● **DATA EXTRACTS**
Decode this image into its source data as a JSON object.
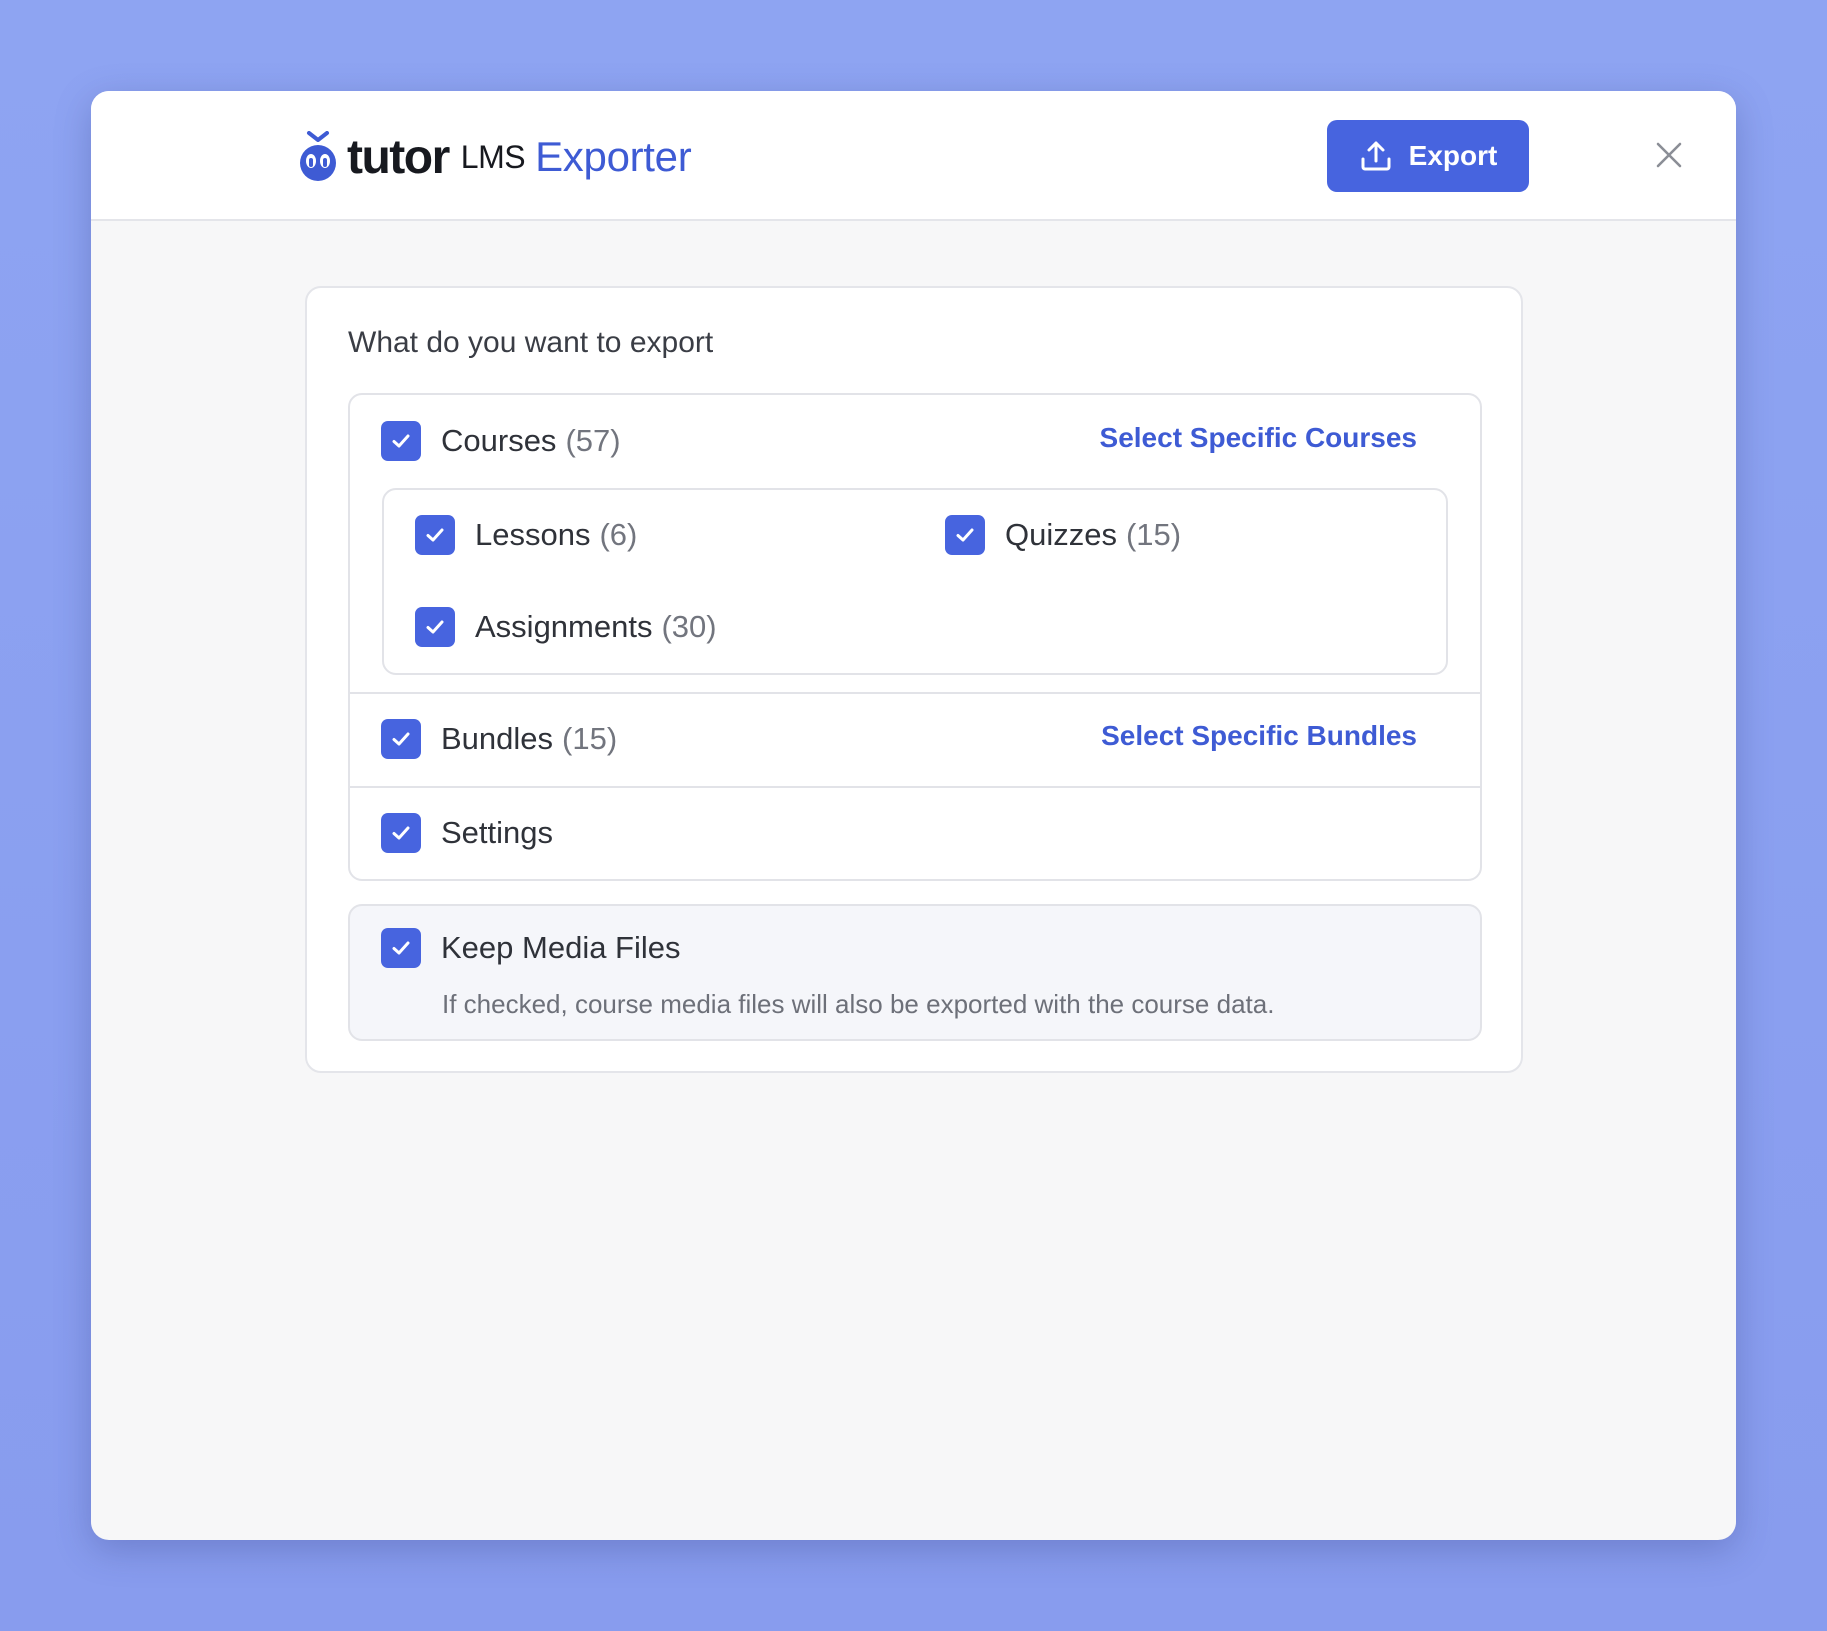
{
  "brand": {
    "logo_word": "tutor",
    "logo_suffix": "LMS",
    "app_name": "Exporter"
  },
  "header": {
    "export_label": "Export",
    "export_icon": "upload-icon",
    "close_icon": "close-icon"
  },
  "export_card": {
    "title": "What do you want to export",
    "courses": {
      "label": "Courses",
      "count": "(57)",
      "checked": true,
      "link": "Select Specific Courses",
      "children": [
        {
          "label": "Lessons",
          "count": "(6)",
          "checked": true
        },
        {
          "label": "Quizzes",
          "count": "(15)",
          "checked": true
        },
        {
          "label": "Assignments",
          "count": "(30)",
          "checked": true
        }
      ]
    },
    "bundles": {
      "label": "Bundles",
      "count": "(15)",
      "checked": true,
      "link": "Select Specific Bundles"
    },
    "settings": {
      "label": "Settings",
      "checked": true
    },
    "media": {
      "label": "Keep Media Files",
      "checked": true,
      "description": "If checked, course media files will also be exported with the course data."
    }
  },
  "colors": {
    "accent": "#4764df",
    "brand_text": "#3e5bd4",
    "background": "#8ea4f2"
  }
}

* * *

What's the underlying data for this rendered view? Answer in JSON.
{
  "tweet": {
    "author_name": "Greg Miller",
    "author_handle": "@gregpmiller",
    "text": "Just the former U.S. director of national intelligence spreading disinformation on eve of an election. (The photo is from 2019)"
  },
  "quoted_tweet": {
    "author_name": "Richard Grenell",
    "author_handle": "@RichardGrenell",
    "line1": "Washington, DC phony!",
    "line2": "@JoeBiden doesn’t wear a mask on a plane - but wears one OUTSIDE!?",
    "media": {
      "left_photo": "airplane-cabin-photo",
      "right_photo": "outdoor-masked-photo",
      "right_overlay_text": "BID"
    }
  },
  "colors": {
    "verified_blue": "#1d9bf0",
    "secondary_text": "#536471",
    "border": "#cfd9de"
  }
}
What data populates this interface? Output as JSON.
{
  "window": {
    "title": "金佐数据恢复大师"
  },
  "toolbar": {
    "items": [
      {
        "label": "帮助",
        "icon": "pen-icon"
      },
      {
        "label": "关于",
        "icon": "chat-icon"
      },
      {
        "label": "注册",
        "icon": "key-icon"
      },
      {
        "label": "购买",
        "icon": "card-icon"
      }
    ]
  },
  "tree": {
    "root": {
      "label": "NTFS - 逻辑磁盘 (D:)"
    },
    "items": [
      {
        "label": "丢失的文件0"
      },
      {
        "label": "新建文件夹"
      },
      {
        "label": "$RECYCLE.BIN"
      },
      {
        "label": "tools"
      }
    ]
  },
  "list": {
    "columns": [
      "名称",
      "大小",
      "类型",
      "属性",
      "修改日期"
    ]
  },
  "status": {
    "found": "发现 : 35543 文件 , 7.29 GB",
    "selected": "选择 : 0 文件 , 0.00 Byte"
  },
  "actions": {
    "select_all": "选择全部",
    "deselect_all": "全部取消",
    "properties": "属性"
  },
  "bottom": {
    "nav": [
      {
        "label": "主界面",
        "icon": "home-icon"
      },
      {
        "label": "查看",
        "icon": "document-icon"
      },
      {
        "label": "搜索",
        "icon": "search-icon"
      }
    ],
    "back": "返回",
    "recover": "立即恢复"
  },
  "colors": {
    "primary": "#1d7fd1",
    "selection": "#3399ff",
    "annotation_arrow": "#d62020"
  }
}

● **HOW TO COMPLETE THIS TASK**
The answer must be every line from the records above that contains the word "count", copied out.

● **WRITTEN RESPONSE**
      "count": "(57)",
          "count": "(6)",
          "count": "(15)",
          "count": "(30)",
      "count": "(15)",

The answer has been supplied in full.